In 1828, 12-year-old David Hutcheson McFadin moved from Montgomery, Tennessee to Liberty County, Texas. From a very young age, he worked in the cattle stock business until 1836 when he enlisted to fight in the Texas Revolution. In 1838, he married Jerusha Dyches and they began to grow their family here on this property.
David and his family were some of the earliest white settlers in this area and he served as sheriff of his county. He was also elected to the first group of county commissioners in 1848, a position he held the position for 12 years.
As his family began to expand, so did their need for more space, so in 1850, construction started on this impressive home. Built of native stone quarried on-site, this home has 27” thick walls and backs up to a cool, perpetual creek. In 1859, David built a mill near this home that became the first in the town.
The McFadin’s would have at least 6 children, the second oldest being William who had been born in 1841. Although David opposed secession and took no part in the Civil War, his children had different feelings about it and at the outbreak of war, a 20-year-old William left to join the Confederate Army.
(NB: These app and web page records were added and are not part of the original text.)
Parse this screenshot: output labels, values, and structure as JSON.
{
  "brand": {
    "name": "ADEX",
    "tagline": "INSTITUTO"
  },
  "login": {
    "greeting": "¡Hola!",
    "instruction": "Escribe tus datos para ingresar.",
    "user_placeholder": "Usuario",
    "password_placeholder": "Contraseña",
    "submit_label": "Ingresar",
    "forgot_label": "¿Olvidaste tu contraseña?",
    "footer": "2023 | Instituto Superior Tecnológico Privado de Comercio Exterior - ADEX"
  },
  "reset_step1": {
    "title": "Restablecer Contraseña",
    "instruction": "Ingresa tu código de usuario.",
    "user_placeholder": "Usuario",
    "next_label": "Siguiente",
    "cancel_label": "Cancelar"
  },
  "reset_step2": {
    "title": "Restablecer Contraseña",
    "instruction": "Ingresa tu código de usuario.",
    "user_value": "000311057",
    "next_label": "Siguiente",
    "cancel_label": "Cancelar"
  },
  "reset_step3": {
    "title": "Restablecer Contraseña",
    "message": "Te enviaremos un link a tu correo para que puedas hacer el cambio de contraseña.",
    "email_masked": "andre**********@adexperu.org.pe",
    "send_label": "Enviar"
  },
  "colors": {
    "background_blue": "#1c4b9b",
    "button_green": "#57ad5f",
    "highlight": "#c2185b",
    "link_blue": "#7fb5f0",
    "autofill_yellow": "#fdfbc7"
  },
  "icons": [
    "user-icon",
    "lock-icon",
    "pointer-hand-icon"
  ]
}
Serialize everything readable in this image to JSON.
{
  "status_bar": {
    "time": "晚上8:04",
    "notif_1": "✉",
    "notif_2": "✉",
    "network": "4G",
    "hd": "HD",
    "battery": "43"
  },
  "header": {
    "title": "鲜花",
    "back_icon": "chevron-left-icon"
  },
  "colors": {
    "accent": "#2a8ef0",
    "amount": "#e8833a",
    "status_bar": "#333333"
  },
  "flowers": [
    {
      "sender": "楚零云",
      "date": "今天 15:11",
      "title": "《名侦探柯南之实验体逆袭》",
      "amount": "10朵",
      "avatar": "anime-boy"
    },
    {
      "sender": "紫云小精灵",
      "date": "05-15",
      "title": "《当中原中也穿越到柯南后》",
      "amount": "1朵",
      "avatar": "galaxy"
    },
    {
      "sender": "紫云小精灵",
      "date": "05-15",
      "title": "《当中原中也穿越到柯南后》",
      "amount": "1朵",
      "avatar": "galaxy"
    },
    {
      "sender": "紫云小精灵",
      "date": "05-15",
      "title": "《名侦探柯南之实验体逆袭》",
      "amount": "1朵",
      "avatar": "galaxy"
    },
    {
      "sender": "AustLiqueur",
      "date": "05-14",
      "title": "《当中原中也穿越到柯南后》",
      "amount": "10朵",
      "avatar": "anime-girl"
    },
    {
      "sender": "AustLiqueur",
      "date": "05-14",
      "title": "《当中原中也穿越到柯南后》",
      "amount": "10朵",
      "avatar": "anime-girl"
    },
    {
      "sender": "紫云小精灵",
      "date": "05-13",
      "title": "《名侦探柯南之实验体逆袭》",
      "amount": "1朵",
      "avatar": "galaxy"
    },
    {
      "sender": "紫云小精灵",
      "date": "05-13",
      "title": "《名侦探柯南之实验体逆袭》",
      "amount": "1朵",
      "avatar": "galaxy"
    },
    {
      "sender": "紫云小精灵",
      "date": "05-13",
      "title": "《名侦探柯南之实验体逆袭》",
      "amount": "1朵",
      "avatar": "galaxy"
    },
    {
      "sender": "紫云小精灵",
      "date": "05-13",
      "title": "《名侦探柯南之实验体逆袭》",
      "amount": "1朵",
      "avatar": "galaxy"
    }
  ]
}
In a bizarre twist of events, he never showed up in any Texas military records and no reports or signs of him were ever found.
His mother, Jerusha, desperate for her son to return home, reportedly kept a candle burning in the upstairs window in hopes that it would help guide him home one day. According to family legend, she continued to burn that candle every night until her death, 18 years later in 1880.
Upon her death, David was left with 3 children and undoubtedly needed a woman at home to help raise his family so in 1881, he remarried to Mrs. Cordelia Armstrong, a widow. David McFadin passed away here on August 7, 1896.